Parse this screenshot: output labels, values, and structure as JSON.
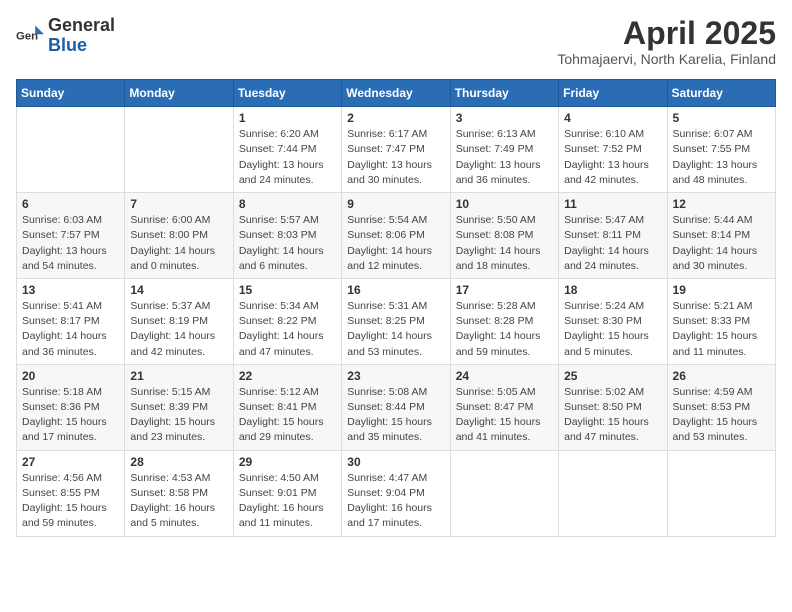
{
  "logo": {
    "general": "General",
    "blue": "Blue"
  },
  "header": {
    "month": "April 2025",
    "location": "Tohmajaervi, North Karelia, Finland"
  },
  "days_of_week": [
    "Sunday",
    "Monday",
    "Tuesday",
    "Wednesday",
    "Thursday",
    "Friday",
    "Saturday"
  ],
  "weeks": [
    [
      {
        "day": "",
        "info": ""
      },
      {
        "day": "",
        "info": ""
      },
      {
        "day": "1",
        "info": "Sunrise: 6:20 AM\nSunset: 7:44 PM\nDaylight: 13 hours and 24 minutes."
      },
      {
        "day": "2",
        "info": "Sunrise: 6:17 AM\nSunset: 7:47 PM\nDaylight: 13 hours and 30 minutes."
      },
      {
        "day": "3",
        "info": "Sunrise: 6:13 AM\nSunset: 7:49 PM\nDaylight: 13 hours and 36 minutes."
      },
      {
        "day": "4",
        "info": "Sunrise: 6:10 AM\nSunset: 7:52 PM\nDaylight: 13 hours and 42 minutes."
      },
      {
        "day": "5",
        "info": "Sunrise: 6:07 AM\nSunset: 7:55 PM\nDaylight: 13 hours and 48 minutes."
      }
    ],
    [
      {
        "day": "6",
        "info": "Sunrise: 6:03 AM\nSunset: 7:57 PM\nDaylight: 13 hours and 54 minutes."
      },
      {
        "day": "7",
        "info": "Sunrise: 6:00 AM\nSunset: 8:00 PM\nDaylight: 14 hours and 0 minutes."
      },
      {
        "day": "8",
        "info": "Sunrise: 5:57 AM\nSunset: 8:03 PM\nDaylight: 14 hours and 6 minutes."
      },
      {
        "day": "9",
        "info": "Sunrise: 5:54 AM\nSunset: 8:06 PM\nDaylight: 14 hours and 12 minutes."
      },
      {
        "day": "10",
        "info": "Sunrise: 5:50 AM\nSunset: 8:08 PM\nDaylight: 14 hours and 18 minutes."
      },
      {
        "day": "11",
        "info": "Sunrise: 5:47 AM\nSunset: 8:11 PM\nDaylight: 14 hours and 24 minutes."
      },
      {
        "day": "12",
        "info": "Sunrise: 5:44 AM\nSunset: 8:14 PM\nDaylight: 14 hours and 30 minutes."
      }
    ],
    [
      {
        "day": "13",
        "info": "Sunrise: 5:41 AM\nSunset: 8:17 PM\nDaylight: 14 hours and 36 minutes."
      },
      {
        "day": "14",
        "info": "Sunrise: 5:37 AM\nSunset: 8:19 PM\nDaylight: 14 hours and 42 minutes."
      },
      {
        "day": "15",
        "info": "Sunrise: 5:34 AM\nSunset: 8:22 PM\nDaylight: 14 hours and 47 minutes."
      },
      {
        "day": "16",
        "info": "Sunrise: 5:31 AM\nSunset: 8:25 PM\nDaylight: 14 hours and 53 minutes."
      },
      {
        "day": "17",
        "info": "Sunrise: 5:28 AM\nSunset: 8:28 PM\nDaylight: 14 hours and 59 minutes."
      },
      {
        "day": "18",
        "info": "Sunrise: 5:24 AM\nSunset: 8:30 PM\nDaylight: 15 hours and 5 minutes."
      },
      {
        "day": "19",
        "info": "Sunrise: 5:21 AM\nSunset: 8:33 PM\nDaylight: 15 hours and 11 minutes."
      }
    ],
    [
      {
        "day": "20",
        "info": "Sunrise: 5:18 AM\nSunset: 8:36 PM\nDaylight: 15 hours and 17 minutes."
      },
      {
        "day": "21",
        "info": "Sunrise: 5:15 AM\nSunset: 8:39 PM\nDaylight: 15 hours and 23 minutes."
      },
      {
        "day": "22",
        "info": "Sunrise: 5:12 AM\nSunset: 8:41 PM\nDaylight: 15 hours and 29 minutes."
      },
      {
        "day": "23",
        "info": "Sunrise: 5:08 AM\nSunset: 8:44 PM\nDaylight: 15 hours and 35 minutes."
      },
      {
        "day": "24",
        "info": "Sunrise: 5:05 AM\nSunset: 8:47 PM\nDaylight: 15 hours and 41 minutes."
      },
      {
        "day": "25",
        "info": "Sunrise: 5:02 AM\nSunset: 8:50 PM\nDaylight: 15 hours and 47 minutes."
      },
      {
        "day": "26",
        "info": "Sunrise: 4:59 AM\nSunset: 8:53 PM\nDaylight: 15 hours and 53 minutes."
      }
    ],
    [
      {
        "day": "27",
        "info": "Sunrise: 4:56 AM\nSunset: 8:55 PM\nDaylight: 15 hours and 59 minutes."
      },
      {
        "day": "28",
        "info": "Sunrise: 4:53 AM\nSunset: 8:58 PM\nDaylight: 16 hours and 5 minutes."
      },
      {
        "day": "29",
        "info": "Sunrise: 4:50 AM\nSunset: 9:01 PM\nDaylight: 16 hours and 11 minutes."
      },
      {
        "day": "30",
        "info": "Sunrise: 4:47 AM\nSunset: 9:04 PM\nDaylight: 16 hours and 17 minutes."
      },
      {
        "day": "",
        "info": ""
      },
      {
        "day": "",
        "info": ""
      },
      {
        "day": "",
        "info": ""
      }
    ]
  ]
}
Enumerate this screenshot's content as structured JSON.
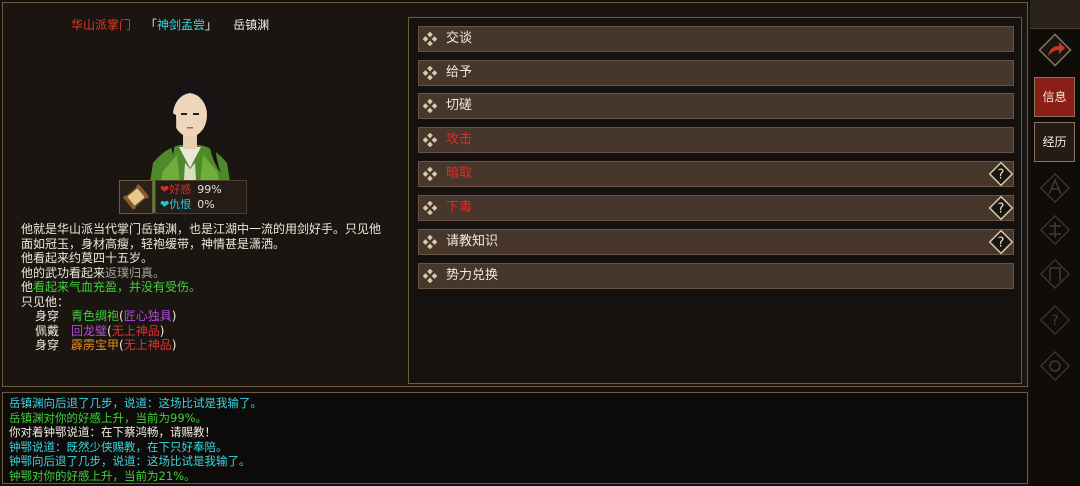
{
  "header": {
    "sect": "华山派掌门",
    "nickname_open": "「",
    "nickname": "神剑孟尝",
    "nickname_close": "」",
    "name": "岳镇渊"
  },
  "stats": [
    {
      "label": "好感",
      "value": "99%",
      "color": "#e02a2a"
    },
    {
      "label": "仇恨",
      "value": "0%",
      "color": "#22c8d4"
    }
  ],
  "description": {
    "intro": "他就是华山派当代掌门岳镇渊，也是江湖中一流的用剑好手。只见他面如冠玉，身材高瘦，轻袍缓带，神情甚是潇洒。",
    "age": "他看起来约莫四十五岁。",
    "martial_prefix": "他的武功看起来",
    "martial_value": "返璞归真。",
    "health_prefix": "他",
    "health_value": "看起来气血充盈，并没有受伤。",
    "see_label": "只见他：",
    "equipment": [
      {
        "kind": "身穿",
        "item": "青色绸袍",
        "q_open": "(",
        "quality": "匠心独具",
        "q_close": ")",
        "item_color": "#3fd23a",
        "quality_color": "#b24ae0"
      },
      {
        "kind": "佩戴",
        "item": "回龙璧",
        "q_open": "(",
        "quality": "无上神品",
        "q_close": ")",
        "item_color": "#b24ae0",
        "quality_color": "#e03030"
      },
      {
        "kind": "身穿",
        "item": "霹雳宝甲",
        "q_open": "(",
        "quality": "无上神品",
        "q_close": ")",
        "item_color": "#e88a1a",
        "quality_color": "#e03030"
      }
    ]
  },
  "actions": [
    {
      "label": "交谈",
      "danger": false,
      "help": false
    },
    {
      "label": "给予",
      "danger": false,
      "help": false
    },
    {
      "label": "切磋",
      "danger": false,
      "help": false
    },
    {
      "label": "攻击",
      "danger": true,
      "help": false
    },
    {
      "label": "暗取",
      "danger": true,
      "help": true
    },
    {
      "label": "下毒",
      "danger": true,
      "help": true
    },
    {
      "label": "请教知识",
      "danger": false,
      "help": true
    },
    {
      "label": "势力兑换",
      "danger": false,
      "help": false
    }
  ],
  "side": {
    "tab_info": "信息",
    "tab_history": "经历"
  },
  "log": [
    {
      "text": "岳镇渊向后退了几步，说道：这场比试是我输了。",
      "color": "#3ad6e0"
    },
    {
      "text": "岳镇渊对你的好感上升，当前为99%。",
      "color": "#3fd23a"
    },
    {
      "text": "你对着钟鄂说道：在下蔡鸿畅，请赐教！",
      "color": "#f2ede2"
    },
    {
      "text": "钟鄂说道：既然少侠赐教，在下只好奉陪。",
      "color": "#3ad6e0"
    },
    {
      "text": "钟鄂向后退了几步，说道：这场比试是我输了。",
      "color": "#3ad6e0"
    },
    {
      "text": "钟鄂对你的好感上升，当前为21%。",
      "color": "#3fd23a"
    }
  ],
  "icons": {
    "action_bullet": "diamond-cluster-icon",
    "help": "question-diamond-icon",
    "share": "share-arrow-icon",
    "stats": "scroll-icon"
  }
}
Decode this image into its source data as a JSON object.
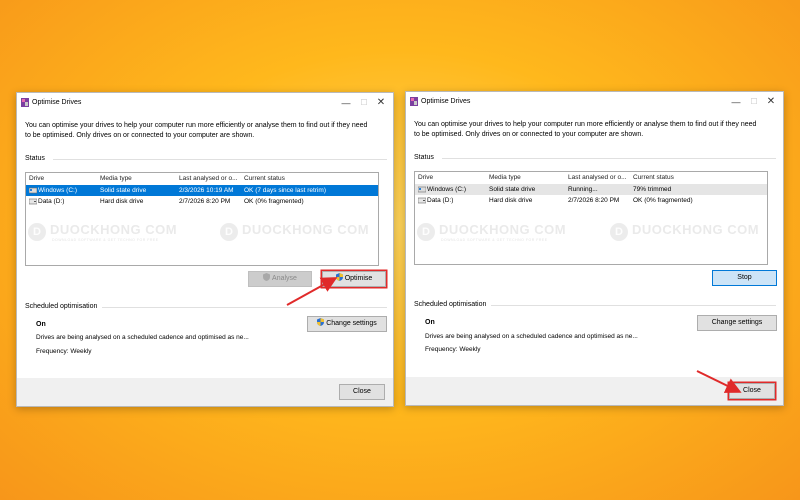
{
  "windows": [
    {
      "title": "Optimise Drives",
      "description": "You can optimise your drives to help your computer run more efficiently or analyse them to find out if they need to be optimised. Only drives on or connected to your computer are shown.",
      "status_label": "Status",
      "columns": [
        "Drive",
        "Media type",
        "Last analysed or o...",
        "Current status"
      ],
      "rows": [
        {
          "drive": "Windows (C:)",
          "media": "Solid state drive",
          "last": "2/3/2026 10:19 AM",
          "status": "OK (7 days since last retrim)"
        },
        {
          "drive": "Data (D:)",
          "media": "Hard disk drive",
          "last": "2/7/2026 8:20 PM",
          "status": "OK (0% fragmented)"
        }
      ],
      "analyse_label": "Analyse",
      "optimise_label": "Optimise",
      "scheduled_label": "Scheduled optimisation",
      "sched_on": "On",
      "sched_desc": "Drives are being analysed on a scheduled cadence and optimised as ne...",
      "frequency": "Frequency: Weekly",
      "change_settings_label": "Change settings",
      "close_label": "Close"
    },
    {
      "title": "Optimise Drives",
      "description": "You can optimise your drives to help your computer run more efficiently or analyse them to find out if they need to be optimised. Only drives on or connected to your computer are shown.",
      "status_label": "Status",
      "columns": [
        "Drive",
        "Media type",
        "Last analysed or o...",
        "Current status"
      ],
      "rows": [
        {
          "drive": "Windows (C:)",
          "media": "Solid state drive",
          "last": "Running...",
          "status": "79% trimmed"
        },
        {
          "drive": "Data (D:)",
          "media": "Hard disk drive",
          "last": "2/7/2026 8:20 PM",
          "status": "OK (0% fragmented)"
        }
      ],
      "stop_label": "Stop",
      "scheduled_label": "Scheduled optimisation",
      "sched_on": "On",
      "sched_desc": "Drives are being analysed on a scheduled cadence and optimised as ne...",
      "frequency": "Frequency: Weekly",
      "change_settings_label": "Change settings",
      "close_label": "Close"
    }
  ],
  "watermark": {
    "text": "DUOCKHONG COM",
    "sub": "DOWNLOAD SOFTWARE & GET TECHNO FOR FREE",
    "logo": "D"
  },
  "colors": {
    "selection": "#0078d7",
    "annotation": "#e02a2a",
    "background": "#ffb81c"
  }
}
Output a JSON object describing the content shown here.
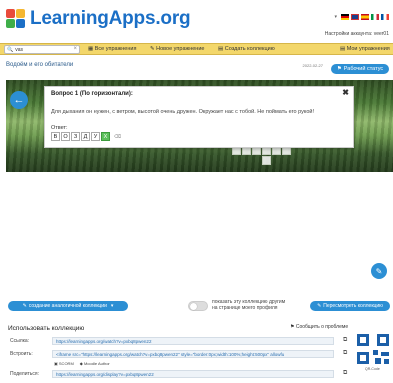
{
  "header": {
    "logo_text": "LearningApps.org",
    "account_label": "Настройки аккаунта: veer01"
  },
  "toolbar": {
    "search_value": "vas",
    "all_exercises": "Все упражнения",
    "new_exercise": "Новое упражнение",
    "create_collection": "Создать коллекцию",
    "my_exercises": "Мои упражнения"
  },
  "page": {
    "title": "Водоём и его обитатели",
    "date": "2022-02-27",
    "status_button": "Рабочий статус"
  },
  "dialog": {
    "question_title": "Вопрос 1 (По горизонтали):",
    "question_text": "Для дыхания он нужен, с ветром, высотой очень дружен. Окружает нас с тобой. Не поймать его рукой!",
    "answer_label": "Ответ:",
    "letters": [
      "В",
      "О",
      "З",
      "Д",
      "У",
      "Х"
    ],
    "clear_icon": "eraser-icon",
    "close_icon": "close-icon"
  },
  "actions": {
    "create_collection": "создание аналогичной коллекции",
    "toggle_text_line1": "показать эту коллекцию другим",
    "toggle_text_line2": "на странице моего профиля",
    "review_collection": "Пересмотреть коллекцию"
  },
  "share": {
    "title": "Использовать коллекцию",
    "report": "Сообщить о проблеме",
    "link_label": "Ссылка:",
    "link_value": "https://learningapps.org/watch?v=pxbq8pwen22",
    "embed_label": "Встроить:",
    "embed_value": "<iframe src=\"https://learningapps.org/watch?v=pxbq8pwen22\" style=\"border:0px;width:100%;height:500px\" allowfu",
    "embed_opt1": "SCORM",
    "embed_opt2": "Moodle Author",
    "share_label": "Поделиться:",
    "share_value": "https://learningapps.org/display?v=pxbq8pwen22",
    "qr_label": "QR-Code"
  },
  "colors": {
    "accent": "#2c8fd4",
    "toolbar": "#f3d76b",
    "correct": "#5cc05c"
  }
}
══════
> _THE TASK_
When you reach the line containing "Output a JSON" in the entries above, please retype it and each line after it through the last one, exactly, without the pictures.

> _SOLVED EXERCISE_
Output a JSON object describing the content shown here.
{
  "header": {
    "logo_text": "LearningApps.org",
    "account_label": "Настройки аккаунта: veer01"
  },
  "toolbar": {
    "search_value": "vas",
    "all_exercises": "Все упражнения",
    "new_exercise": "Новое упражнение",
    "create_collection": "Создать коллекцию",
    "my_exercises": "Мои упражнения"
  },
  "page": {
    "title": "Водоём и его обитатели",
    "date": "2022-02-27",
    "status_button": "Рабочий статус"
  },
  "dialog": {
    "question_title": "Вопрос 1 (По горизонтали):",
    "question_text": "Для дыхания он нужен, с ветром, высотой очень дружен. Окружает нас с тобой. Не поймать его рукой!",
    "answer_label": "Ответ:",
    "letters": [
      "В",
      "О",
      "З",
      "Д",
      "У",
      "Х"
    ],
    "clear_icon": "eraser-icon",
    "close_icon": "close-icon"
  },
  "actions": {
    "create_collection": "создание аналогичной коллекции",
    "toggle_text_line1": "показать эту коллекцию другим",
    "toggle_text_line2": "на странице моего профиля",
    "review_collection": "Пересмотреть коллекцию"
  },
  "share": {
    "title": "Использовать коллекцию",
    "report": "Сообщить о проблеме",
    "link_label": "Ссылка:",
    "link_value": "https://learningapps.org/watch?v=pxbq8pwen22",
    "embed_label": "Встроить:",
    "embed_value": "<iframe src=\"https://learningapps.org/watch?v=pxbq8pwen22\" style=\"border:0px;width:100%;height:500px\" allowfu",
    "embed_opt1": "SCORM",
    "embed_opt2": "Moodle Author",
    "share_label": "Поделиться:",
    "share_value": "https://learningapps.org/display?v=pxbq8pwen22",
    "qr_label": "QR-Code"
  },
  "colors": {
    "accent": "#2c8fd4",
    "toolbar": "#f3d76b",
    "correct": "#5cc05c"
  }
}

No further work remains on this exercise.